Center Kyle Turris, still embroiled in a contract stalemate with the team, was missing from the crowd, however. And it sounds like the Coyotes aren't expecting him to appear anytime soon.
Turris, the highest Coyote draft pick since the team moved to Phoenix (No. 3 in 2007), made $800,000 in the final year of his entry-level contract this past season – one in which he potted 11 of his 19 career NHL goals and appeared to be taking steps toward being the player who was projected to be an offensive force in the League.
Selanne's career comes full circleJohn Kreiser - NHL.com Columnist
Teemu Selanne is back in Anaheim for another season, one that will begin where his career started -- Helsinki. READ MORE ›
Coyotes GM Don Maloney also declined to discuss figures, but did confirm that the gap between the two sides is so cavernous, discussions aren't even taking place.

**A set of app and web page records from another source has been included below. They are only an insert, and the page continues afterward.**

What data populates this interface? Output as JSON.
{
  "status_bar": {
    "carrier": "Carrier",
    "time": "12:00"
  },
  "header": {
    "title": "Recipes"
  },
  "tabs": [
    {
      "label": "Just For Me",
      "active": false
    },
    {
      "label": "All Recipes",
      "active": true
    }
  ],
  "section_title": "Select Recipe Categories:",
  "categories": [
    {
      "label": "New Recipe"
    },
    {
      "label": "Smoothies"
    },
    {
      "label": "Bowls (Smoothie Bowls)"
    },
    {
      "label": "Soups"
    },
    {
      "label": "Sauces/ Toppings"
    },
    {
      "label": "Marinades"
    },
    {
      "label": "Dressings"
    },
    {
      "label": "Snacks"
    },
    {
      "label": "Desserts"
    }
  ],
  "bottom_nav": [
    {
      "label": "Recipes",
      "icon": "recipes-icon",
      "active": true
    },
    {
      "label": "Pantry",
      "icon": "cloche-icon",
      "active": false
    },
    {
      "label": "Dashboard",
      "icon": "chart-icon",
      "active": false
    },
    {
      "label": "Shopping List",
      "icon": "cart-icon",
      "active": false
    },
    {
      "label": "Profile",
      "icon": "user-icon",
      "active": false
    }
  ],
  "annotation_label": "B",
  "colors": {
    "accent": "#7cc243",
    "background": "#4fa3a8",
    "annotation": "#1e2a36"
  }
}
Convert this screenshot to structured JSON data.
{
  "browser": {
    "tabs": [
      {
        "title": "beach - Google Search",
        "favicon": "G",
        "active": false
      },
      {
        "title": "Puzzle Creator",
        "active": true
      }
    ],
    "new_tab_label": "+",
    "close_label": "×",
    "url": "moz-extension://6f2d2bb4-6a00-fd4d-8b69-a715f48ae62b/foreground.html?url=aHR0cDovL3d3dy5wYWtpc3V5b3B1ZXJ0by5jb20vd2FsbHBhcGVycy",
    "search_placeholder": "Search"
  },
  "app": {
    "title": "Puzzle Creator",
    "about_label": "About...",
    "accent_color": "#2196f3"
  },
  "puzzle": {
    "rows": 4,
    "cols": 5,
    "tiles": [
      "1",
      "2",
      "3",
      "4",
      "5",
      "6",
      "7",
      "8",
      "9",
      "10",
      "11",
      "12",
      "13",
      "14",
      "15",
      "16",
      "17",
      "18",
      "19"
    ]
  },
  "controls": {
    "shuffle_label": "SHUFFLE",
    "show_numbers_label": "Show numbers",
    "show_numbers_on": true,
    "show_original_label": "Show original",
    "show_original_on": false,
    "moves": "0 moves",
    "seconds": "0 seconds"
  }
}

"Kyle is not here and we are proceeding without him," Maloney said. "I don't anticipate any conversations at this point … we're so dramatically different in our positions at this point.
"Everyone has their own contract arguments and issues. Last year, (center) Marty Hanzal came down to a signing at the last minute. But we were always in the same country, let alone neighborhood. It was just a matter of a few dollars here and there. (Turris' position) is just so illogical, from our standpoint. The position he's taken makes absolutely no sense to me. We're going to proceed and, hopefully, at some point, they re-evaluate their stance and realize there is a process to get the kind of number that he's looking for."
Maloney reached a similar impasse with star goalie Ilya Bryzgalov during the summer, and eventually traded the impending free agent to Philadelphia. But Turris is a restricted free agent and Maloney said he won't go that route this time.
"We have no intention of trading him, whatsoever," Maloney said. "We think he's a young, talented player but he's still developing. Once you are a proven 30- (to) 40-goal, 80-point guy yes, you can get the brass ring … but that's what makes America great, he doesn't have to settle (for less). He can stay at home and watch ‘Oprah.'
"We're open-minded we'd like to have Kyle back. We wish he was here today. But we're going to move forward and not going to think about him again until some point before I'm a hundred."
Maloney admits the Coyotes were deficient at center last season and then lost pivots Eric Belanger and Vernon Fiddler to free agency. But with the additions of Daymond Langkow and Boyd Gordon and 2011 Hobey Baker Award winner Andy Miele to join Hanzal -- along with several other centers with NHL experience in camp -- Maloney said the team can move forward without Turris if the sides remain at odds.
"Andy Miele has been terrific in the rookie games and we're really excited to see him with the NHL players," Maloney said. "We've signed Kyle Chipchura and (Marc-Andre) Pouliot, who have NHL experience, Ethan Werek's had a great rookie camp. As far as I'm concerned, we're in good shape at the center position."
But he began to blossom at the end of the season at both ends of the ice and was one of Phoenix's better players in a one-sided playoff sweep at the hands of Detroit. Paired with more skilled linemates, he showed the kind of creative offensive ability that the Coyotes have craved in the middle.
"I think he's a player that's ready to take the next step and not being in camp is going to put him back again," Tippett said. "I really think there is some good upside to this player and it's disappointing he's not here.
"There has been growth in his game. He missed some (development) steps coming up but he's getting to the point where he has the ability to be a good NHL player. Things like this, not being in camp, maybe not starting the season, I don't think that will help the development."
Maloney said the Coyotes are willing to pay for results, pointing to the five-year, $26.2 million deal paid to defenseman Keith Yandle this summer. But that was a reward for what has been accomplished, not a wager on what is to come.
"Kyle believes in himself and that's his strength," Maloney said. "He believes he's a good player in this League and would like more of an opportunity to show it. But we're not a developing team. We're here to win and to win now."